Monday, I buried Michael in a potter’s field. There was no service, just Luke and me saying our goodbyes. A three-way, 13-year-old friendship dissolved.


My friend, Luke lives in an alley behind a fast food place. He often does day labor cleanup at constructions sites. I’ve never seen his home, so we met at a church to drive to the burial. I wondered how he managed to look so presentable — shaved, wearing a white shirt, and dark dress pants tucked into clean dingo boots. I was old lady presentable wearing black and sneakers.


We greeted the gravediggers — respectful, yet sure of their jobs — guiding us through the grief procedures in an unfamiliar landscape. All barren dry fields and barely paved lanes leading to the burial ground. Who does this honest work with a grave-sized backhoe and a few shovels? Who deals with death daily and worries about the mourners, if there are any? Who declines a gratuity graciously?


We were told we had 15 minutes alone before the burial and suggested we wait for the hearse in a nearby open structure used for services. There were no pews, no chairs, so Luke and I rested easily on a cement wall. At the last minute before leaving home, I thought to bring a prayer book. For two mourners, I read:


In Paradise:


May the angels lead you into paradise;


may the martyrs come to welcome you


and take you to the holy city,


the new and eternal Jerusalem.


May the choir of angels welcome you,


and where Lazarus is poor no longer


may you find eternal rest.


The word hearse captivated Luke. He repeated it again and again. “Let’s get there before the hearse arrives.” Then borrowing my phone to call the funeral home, he asked “Has the hearse left yet?” Later focusing on the faraway lane in the distance, “Look, it that the hearse?” Maybe he felt it finally gave Michael some dignity to ride in a shiny elegant vehicle, if only to his burial. We were both a bit disappointed to see Michael’s body arrive in a battered, sun-faded blue van.

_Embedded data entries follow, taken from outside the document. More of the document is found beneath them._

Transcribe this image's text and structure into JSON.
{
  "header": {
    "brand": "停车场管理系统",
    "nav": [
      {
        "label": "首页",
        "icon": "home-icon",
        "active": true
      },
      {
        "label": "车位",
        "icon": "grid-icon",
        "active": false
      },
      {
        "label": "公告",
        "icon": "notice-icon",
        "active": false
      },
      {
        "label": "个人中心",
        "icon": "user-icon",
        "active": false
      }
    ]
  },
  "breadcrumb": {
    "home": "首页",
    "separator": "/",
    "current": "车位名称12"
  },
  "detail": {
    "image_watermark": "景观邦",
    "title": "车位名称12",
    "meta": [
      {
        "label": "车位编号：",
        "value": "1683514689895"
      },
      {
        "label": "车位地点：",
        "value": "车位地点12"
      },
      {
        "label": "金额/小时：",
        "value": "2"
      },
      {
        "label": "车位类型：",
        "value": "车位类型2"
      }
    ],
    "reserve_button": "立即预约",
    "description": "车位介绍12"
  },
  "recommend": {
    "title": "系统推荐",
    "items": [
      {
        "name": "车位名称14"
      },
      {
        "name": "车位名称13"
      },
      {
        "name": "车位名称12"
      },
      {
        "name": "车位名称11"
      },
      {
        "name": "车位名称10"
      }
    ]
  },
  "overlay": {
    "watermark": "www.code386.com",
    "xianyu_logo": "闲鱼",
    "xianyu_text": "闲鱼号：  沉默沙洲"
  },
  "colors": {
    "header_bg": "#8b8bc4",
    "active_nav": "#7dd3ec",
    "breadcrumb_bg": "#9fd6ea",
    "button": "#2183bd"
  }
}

Luke and I learned how the burial in a potter’s field is done. When the body is delivered it is transferred to a coffin-sized wheeled cart, which is used to transport the body to the grave. Michael’s black plastic body bag was contained in a blue floral cardboard box from the funeral home.


Not only were we not allowed to see the actual burial, the cardboard coffin could not be opened, as Michael’s body was already decomposing. He had died months ago crossing a busy highway.

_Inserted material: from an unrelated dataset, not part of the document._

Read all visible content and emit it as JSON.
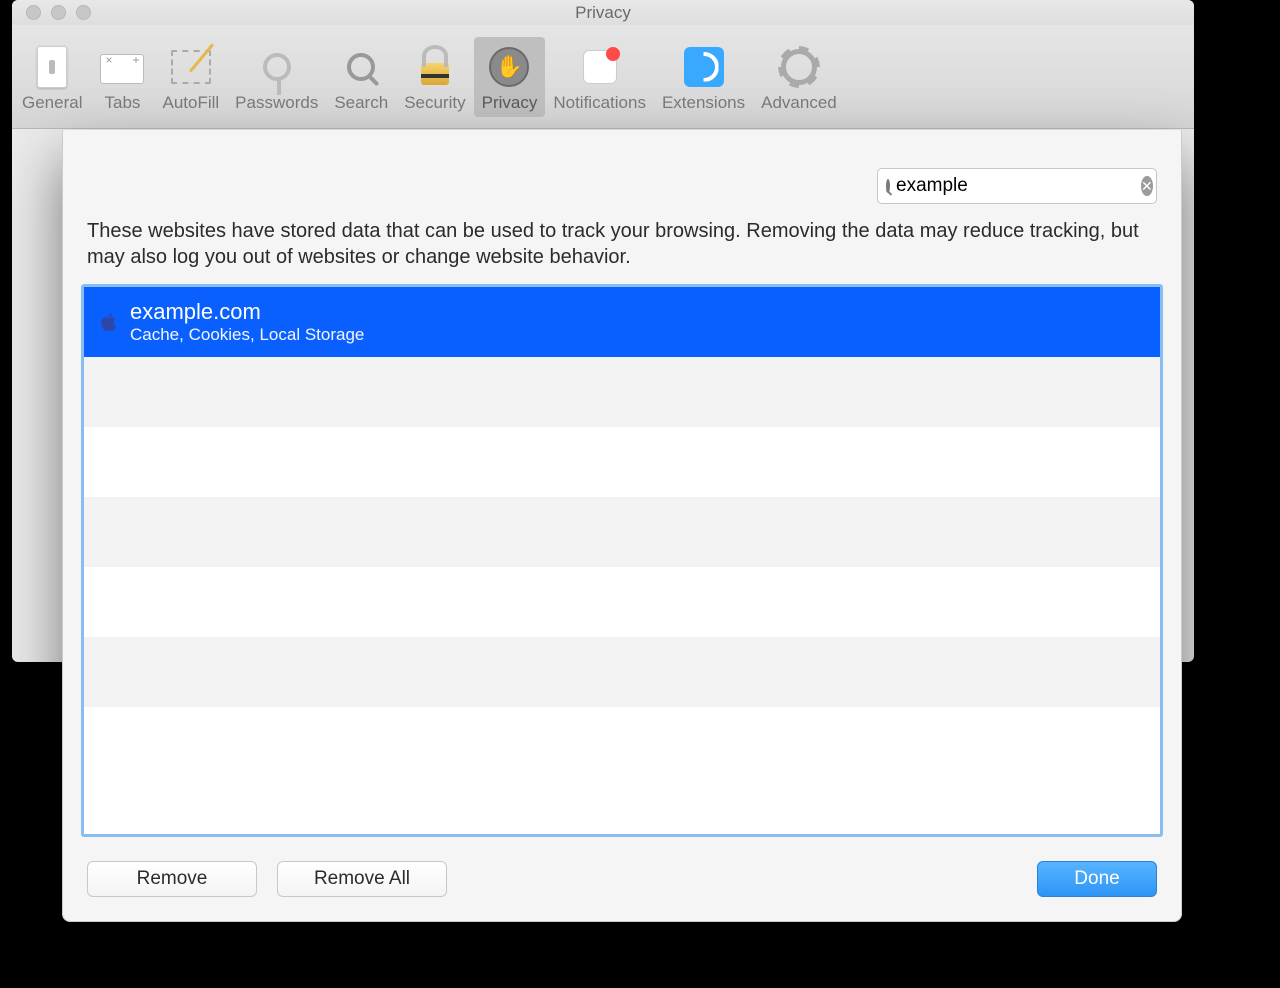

Luke was saddened to not be able to see his friend one last time. I was grateful for the rules and wanted to remember Michael as I knew him for the past decade plus — a smiling volunteer short-order cook and expert quesadilla toaster in a soup kitchen, and Salvation Army Bell ringer — proud of his jobs.


There is a wooden stake put in the plat identifying the name of the deceased. Sometime later a cement slab will be placed on the site with the inscription: Michael Shawn Mayes, 1968- 2019.

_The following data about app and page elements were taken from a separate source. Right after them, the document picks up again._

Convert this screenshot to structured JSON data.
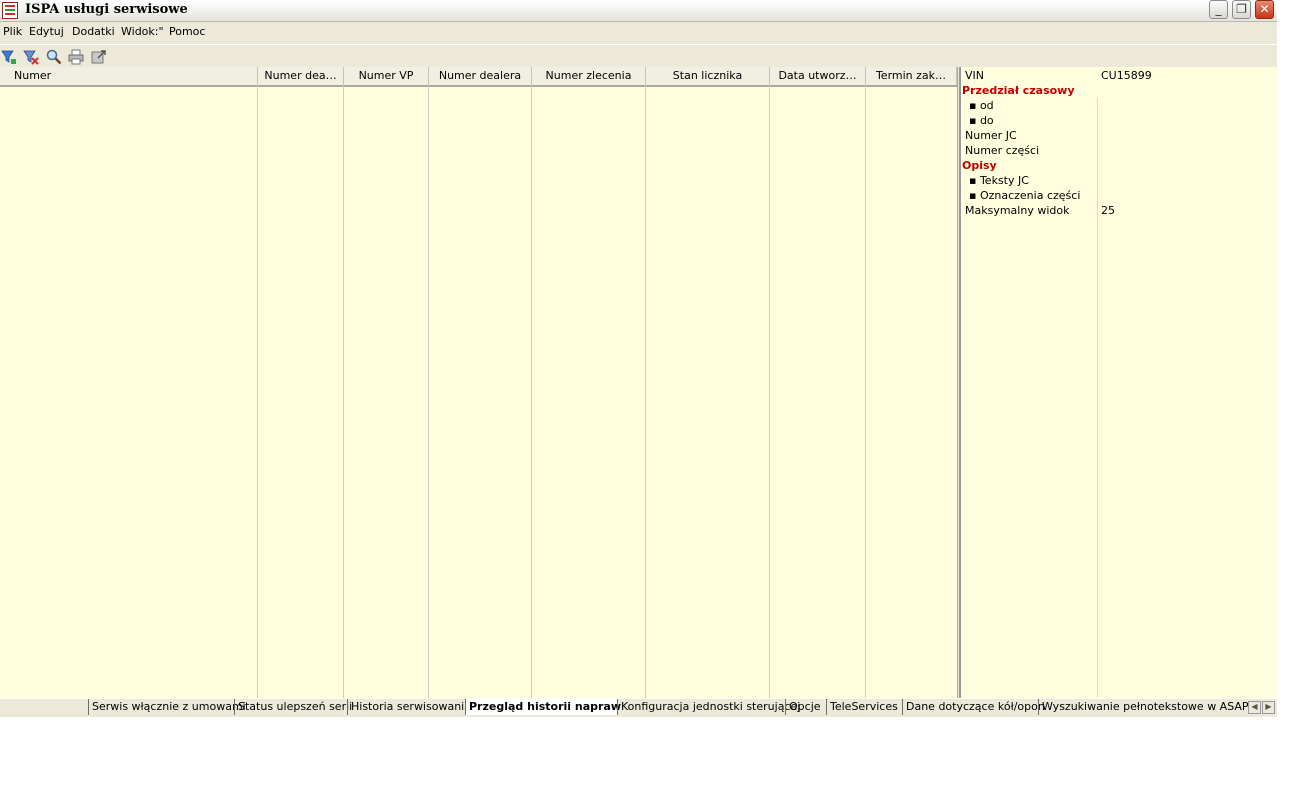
{
  "window": {
    "title": "ISPA usługi serwisowe",
    "controls": {
      "minimize": "_",
      "restore": "❐",
      "close": "✕"
    }
  },
  "menu": {
    "items": [
      "Plik",
      "Edytuj",
      "Dodatki",
      "Widok:\"",
      "Pomoc"
    ]
  },
  "toolbar": {
    "icons": [
      "filter-add-icon",
      "filter-remove-icon",
      "search-icon",
      "print-icon",
      "export-icon"
    ]
  },
  "grid": {
    "columns": [
      "Numer",
      "Numer dea…",
      "Numer VP",
      "Numer dealera",
      "Numer zlecenia",
      "Stan licznika",
      "Data utworz…",
      "Termin zak…"
    ],
    "rows": []
  },
  "properties": {
    "vin_label": "VIN",
    "vin_value": "CU15899",
    "section_time": "Przedział czasowy",
    "from_label": "▪ od",
    "to_label": "▪ do",
    "jc_number_label": "Numer JC",
    "part_number_label": "Numer części",
    "section_desc": "Opisy",
    "jc_texts_label": "▪ Teksty JC",
    "part_marks_label": "▪ Oznaczenia części",
    "max_view_label": "Maksymalny widok",
    "max_view_value": "25",
    "section_color": "#c00000"
  },
  "tabs": {
    "items": [
      "Serwis włącznie z umowami",
      "Status ulepszeń serii",
      "Historia serwisowania",
      "Przegląd historii napraw",
      "Konfiguracja jednostki sterującej",
      "Opcje",
      "TeleServices",
      "Dane dotyczące kół/opon",
      "Wyszukiwanie pełnotekstowe w ASAP"
    ],
    "active": "Przegląd historii napraw",
    "scroll_left": "◀",
    "scroll_right": "▶"
  },
  "colors": {
    "grid_background": "#ffffdf",
    "chrome": "#ece9d8"
  }
}
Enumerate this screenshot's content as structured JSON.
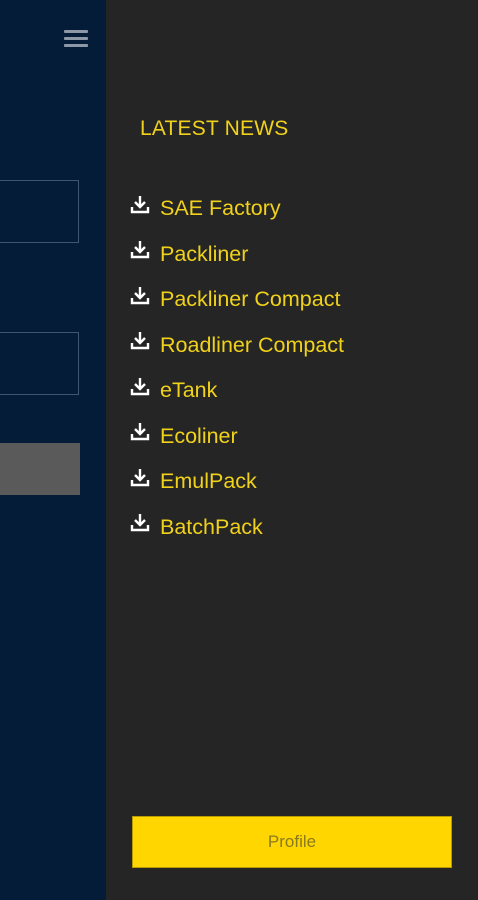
{
  "colors": {
    "left_panel_bg": "#041c38",
    "drawer_bg": "#252525",
    "accent": "#f1d21a",
    "button_bg": "#ffd600"
  },
  "header": {
    "menu_icon": "hamburger-menu-icon"
  },
  "news": {
    "title": "LATEST NEWS",
    "item_icon": "download-icon",
    "items": [
      "SAE Factory",
      "Packliner",
      "Packliner Compact",
      "Roadliner Compact",
      "eTank",
      "Ecoliner",
      "EmulPack",
      "BatchPack"
    ]
  },
  "footer": {
    "profile_label": "Profile"
  }
}
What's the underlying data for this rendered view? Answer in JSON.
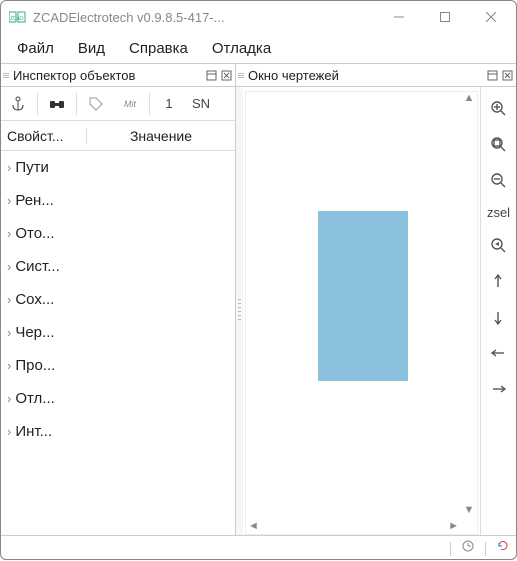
{
  "window": {
    "title": "ZCADElectrotech v0.9.8.5-417-..."
  },
  "menu": {
    "items": [
      "Файл",
      "Вид",
      "Справка",
      "Отладка"
    ]
  },
  "panels": {
    "inspector_title": "Инспектор объектов",
    "drawing_title": "Окно чертежей"
  },
  "inspector": {
    "toolbar": {
      "page": "1",
      "sn": "SN"
    },
    "columns": {
      "prop": "Свойст...",
      "value": "Значение"
    },
    "rows": [
      "Пути",
      "Рен...",
      "Ото...",
      "Сист...",
      "Сох...",
      "Чер...",
      "Про...",
      "Отл...",
      "Инт..."
    ]
  },
  "rightbar": {
    "zsel": "zsel"
  },
  "canvas": {
    "shape_color": "#8cc1de"
  }
}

I tied a purple silk ribbon on his wooden stake with a brass pin that read: “I have called you by name; you are mine.”


Potter’s fields are ancient. In the Gospel of Matthew, we read that the 30 pieces of silver, the blood money, Judas received for identifying Jesus, were used to purchase a potter’s field. It is thought that potters used clay from certain fields for their work. Thus the holes and trenches left, made the fields unsuitable for planting, but ideal for burying the unclaimed, the indigent, the homeless.


We traveled nearly an hour to pay our respects. With each unfamiliar mile from major highway, to black-top country road, to dirt lane, I wondered why potter’s fields are so far away from a city. Is it because of cheap acreage? Or because those who own the land and the cemetery, figure no one will travel distances to visit, to honor, to remember these dead. They are already the forgotten people.


Michael, Rest in Peace


Judy Knotts is the author of "You Are My Brother: Lessons Learned Embracing a Homeless Community" and a former principal.